Annual Report - Winter 2010

By Sandi Stromberg

John Carrigan never complains about aging.

John Carrigan

There was a time when his doctors weren’t sure he would live to turn 20.

He was only 16 years old, a high school sophomore and the football team’s star quarterback when he was diagnosed with testicular cancer in 1970. After surgery, doctors discovered a cancerous nodule on the lung, and he also was diagnosed with lymphoma. What gave him the courage to get through two years of intensive chemotherapy was knowing he could play football again.

Today he’s a high school football coach of a team that qualified for the 2009 state playoffs, a golf coach and chemistry teacher in Caldwell, Texas.

Carrigan has always been grateful to
M. D. Anderson for saving his life.

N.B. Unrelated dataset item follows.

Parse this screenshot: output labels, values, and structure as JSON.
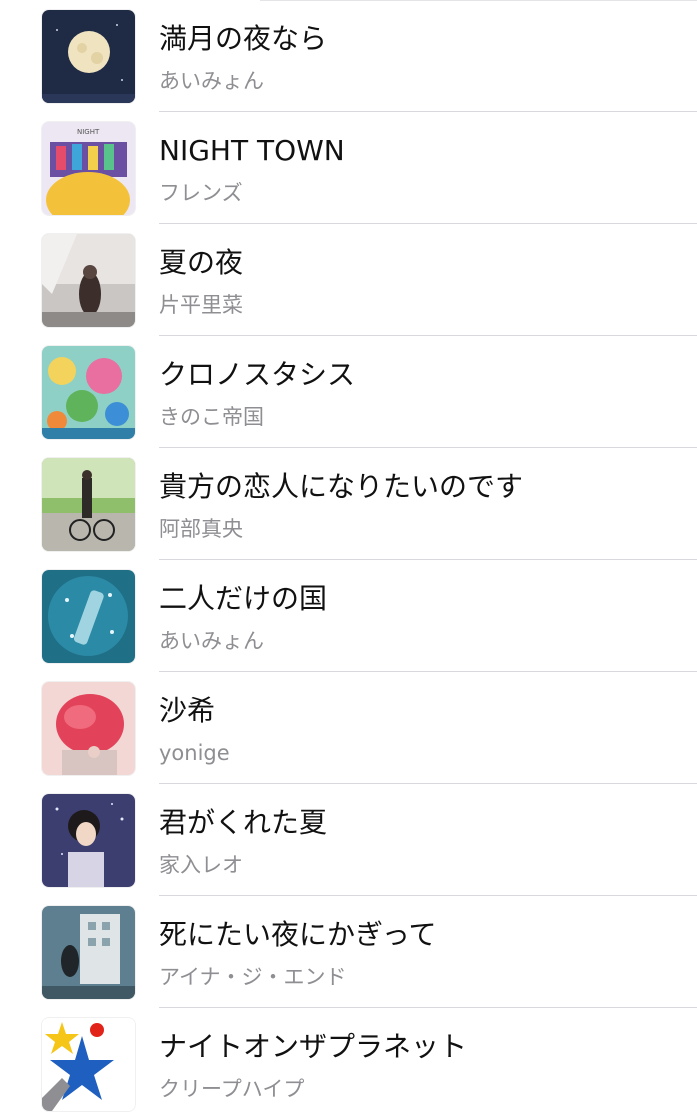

When he recovered from treatment and went to Southwest Texas State University in San Marcos, he initiated the Cancer Bowl, an annual football match between fraternity and non-fraternity young men. For 18 years, the popular event was a fundraiser for M. D. Anderson.

Investing in Making Cancer History®

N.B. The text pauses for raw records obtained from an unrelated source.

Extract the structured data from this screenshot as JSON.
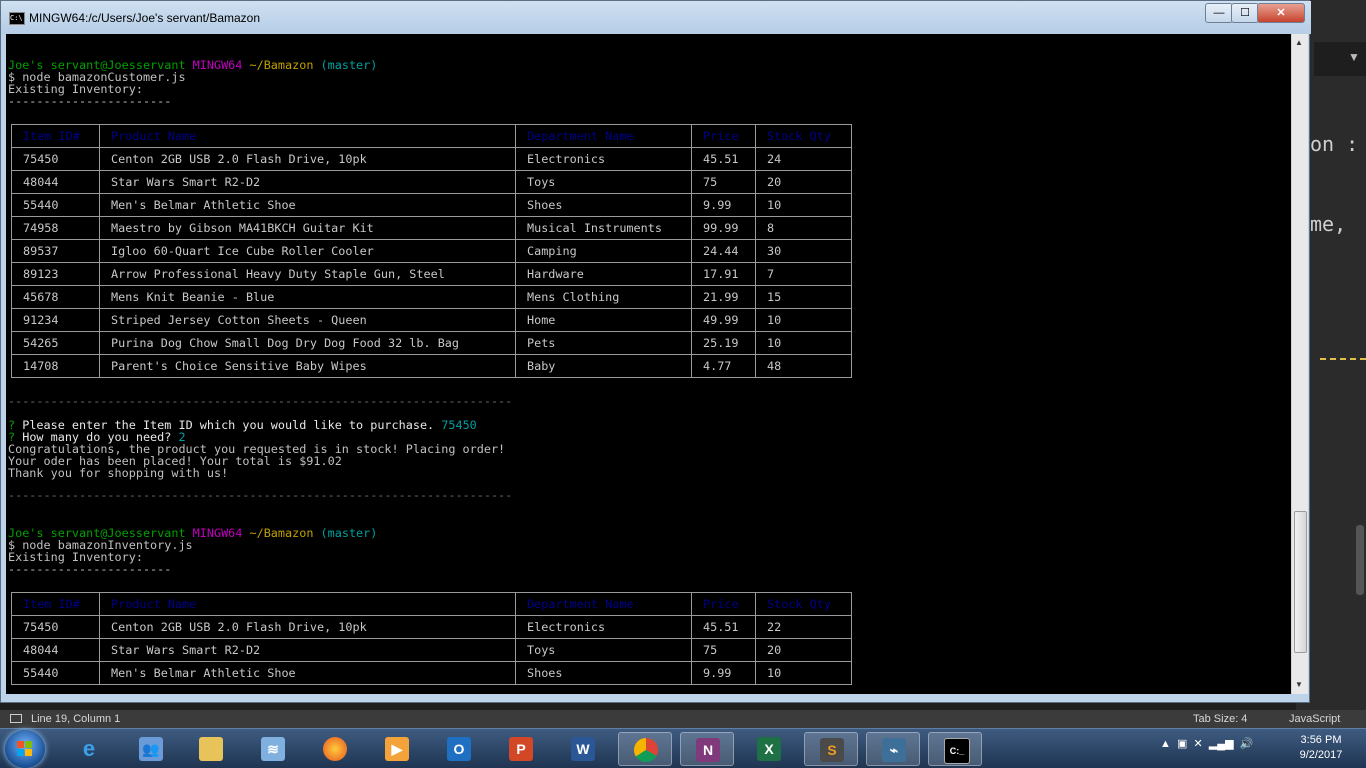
{
  "window": {
    "title": "MINGW64:/c/Users/Joe's servant/Bamazon",
    "app_icon_text": "C:\\",
    "minimize": "—",
    "maximize": "☐",
    "close": "✕"
  },
  "background_editor": {
    "fragments": [
      "on :",
      "me,"
    ]
  },
  "terminal": {
    "session1": {
      "prompt_user": "Joe's servant@Joesservant",
      "prompt_env": "MINGW64",
      "prompt_path": "~/Bamazon",
      "prompt_branch": "(master)",
      "command": "$ node bamazonCustomer.js",
      "heading": "Existing Inventory:",
      "rule": "-----------------------",
      "question1_mark": "?",
      "question1": " Please enter the Item ID which you would like to purchase.",
      "answer1": " 75450",
      "question2": " How many do you need?",
      "answer2": " 2",
      "msg1": "Congratulations, the product you requested is in stock! Placing order!",
      "msg2": "Your oder has been placed! Your total is $91.02",
      "msg3": "Thank you for shopping with us!",
      "long_rule": "-----------------------------------------------------------------------"
    },
    "session2": {
      "prompt_user": "Joe's servant@Joesservant",
      "prompt_env": "MINGW64",
      "prompt_path": "~/Bamazon",
      "prompt_branch": "(master)",
      "command": "$ node bamazonInventory.js",
      "heading": "Existing Inventory:",
      "rule": "-----------------------"
    },
    "table_headers": [
      "Item ID#",
      "Product Name",
      "Department Name",
      "Price",
      "Stock Qty"
    ],
    "table1_rows": [
      [
        "75450",
        "Centon 2GB USB 2.0 Flash Drive, 10pk",
        "Electronics",
        "45.51",
        "24"
      ],
      [
        "48044",
        "Star Wars Smart R2-D2",
        "Toys",
        "75",
        "20"
      ],
      [
        "55440",
        "Men's Belmar Athletic Shoe",
        "Shoes",
        "9.99",
        "10"
      ],
      [
        "74958",
        "Maestro by Gibson MA41BKCH Guitar Kit",
        "Musical Instruments",
        "99.99",
        "8"
      ],
      [
        "89537",
        "Igloo 60-Quart Ice Cube Roller Cooler",
        "Camping",
        "24.44",
        "30"
      ],
      [
        "89123",
        "Arrow Professional Heavy Duty Staple Gun, Steel",
        "Hardware",
        "17.91",
        "7"
      ],
      [
        "45678",
        "Mens Knit Beanie - Blue",
        "Mens Clothing",
        "21.99",
        "15"
      ],
      [
        "91234",
        "Striped Jersey Cotton Sheets - Queen",
        "Home",
        "49.99",
        "10"
      ],
      [
        "54265",
        "Purina Dog Chow Small Dog Dry Dog Food 32 lb. Bag",
        "Pets",
        "25.19",
        "10"
      ],
      [
        "14708",
        "Parent's Choice Sensitive Baby Wipes",
        "Baby",
        "4.77",
        "48"
      ]
    ],
    "table2_rows": [
      [
        "75450",
        "Centon 2GB USB 2.0 Flash Drive, 10pk",
        "Electronics",
        "45.51",
        "22"
      ],
      [
        "48044",
        "Star Wars Smart R2-D2",
        "Toys",
        "75",
        "20"
      ],
      [
        "55440",
        "Men's Belmar Athletic Shoe",
        "Shoes",
        "9.99",
        "10"
      ]
    ]
  },
  "statusbar": {
    "position": "Line 19, Column 1",
    "tab_size": "Tab Size: 4",
    "syntax": "JavaScript"
  },
  "taskbar": {
    "icons": [
      "windows-start-icon",
      "internet-explorer-icon",
      "network-people-icon",
      "file-explorer-icon",
      "wifi-folder-icon",
      "firefox-icon",
      "media-player-icon",
      "outlook-icon",
      "powerpoint-icon",
      "word-icon",
      "chrome-icon",
      "onenote-icon",
      "excel-icon",
      "sublime-text-icon",
      "mysql-workbench-icon",
      "terminal-icon"
    ],
    "clock_time": "3:56 PM",
    "clock_date": "9/2/2017"
  }
}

Carrigan isn’t finished giving back to M. D. Anderson. Like a growing group of people, he and his wife, Janet, are leaving the institution an unrestricted gift in their will.

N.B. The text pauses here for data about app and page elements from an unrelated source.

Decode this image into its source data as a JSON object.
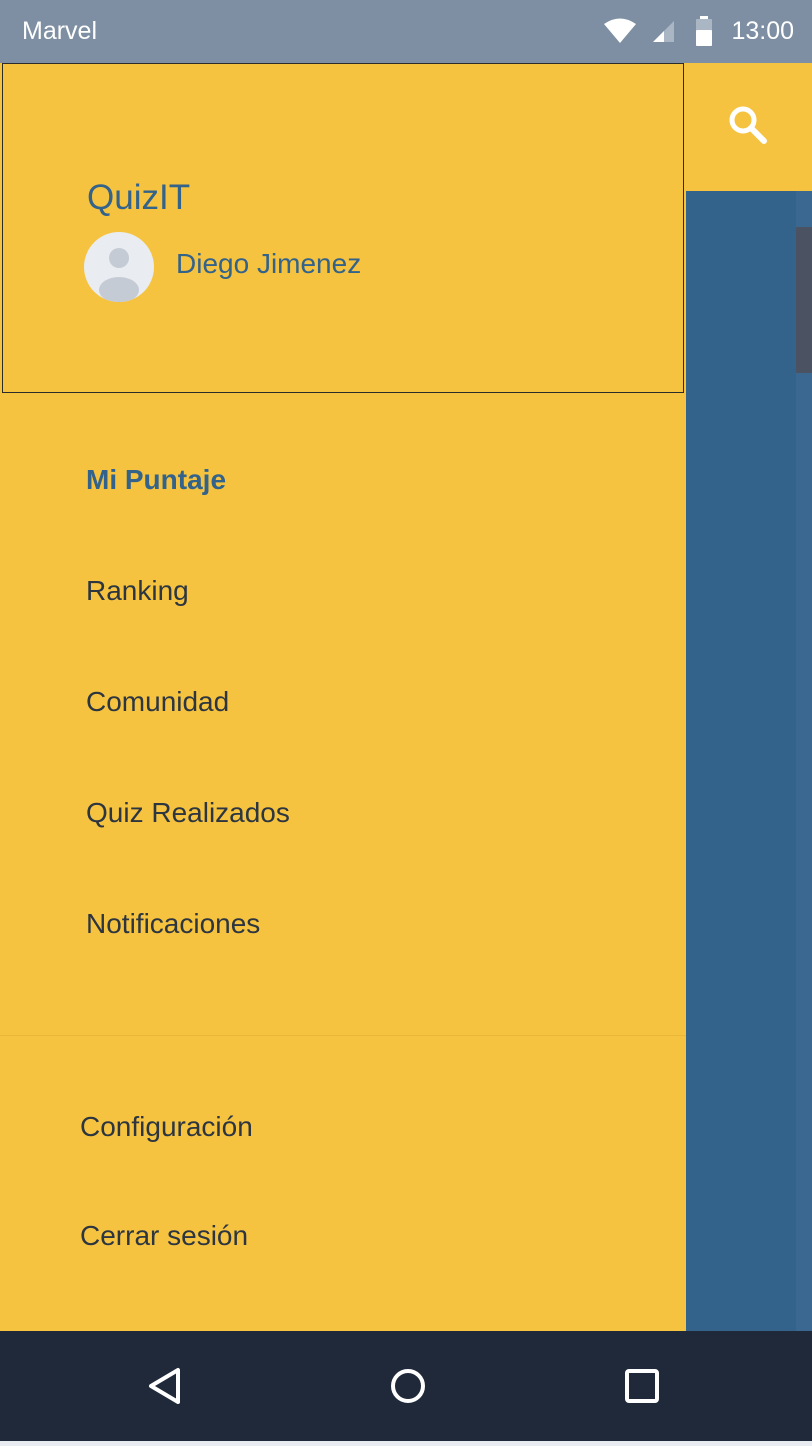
{
  "status_bar": {
    "app_name": "Marvel",
    "time": "13:00",
    "wifi_icon": "wifi-icon",
    "signal_icon": "cell-signal-icon",
    "battery_icon": "battery-icon"
  },
  "toolbar": {
    "search_icon": "search-icon"
  },
  "drawer": {
    "title": "QuizIT",
    "user_name": "Diego Jimenez",
    "avatar_icon": "user-avatar-icon",
    "items": [
      {
        "label": "Mi Puntaje",
        "active": true
      },
      {
        "label": "Ranking",
        "active": false
      },
      {
        "label": "Comunidad",
        "active": false
      },
      {
        "label": "Quiz Realizados",
        "active": false
      },
      {
        "label": "Notificaciones",
        "active": false
      }
    ],
    "footer_items": [
      {
        "label": "Configuración"
      },
      {
        "label": "Cerrar sesión"
      }
    ]
  },
  "nav_bar": {
    "back_icon": "back-triangle-icon",
    "home_icon": "home-circle-icon",
    "recents_icon": "recents-square-icon"
  },
  "colors": {
    "accent_yellow": "#f5c33f",
    "brand_blue": "#33628a",
    "status_bar": "#7e8fa3",
    "nav_bar": "#20293a"
  }
}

Planned giving is just one way of providing important support to M. D. Anderson’s mission of eliminating cancer. Many donors give through the Annual Fund, which underwrites projects such as the Physician-Scientist Program. And creating an endowed fund like the George and Barbara Bush Endowment for Innovative Cancer Research, which celebrated its 10th anniversary in 2009, provides support in perpetuity for research and other programs specified by the donor.

Annual events also are informative and fun ways to support M. D. Anderson. These festive affairs include the Volunteer Endowment for Patient Support luncheon, A Conversation With a Living Legend events and many others.

© 2015 The University of Texas MD Anderson Cancer Center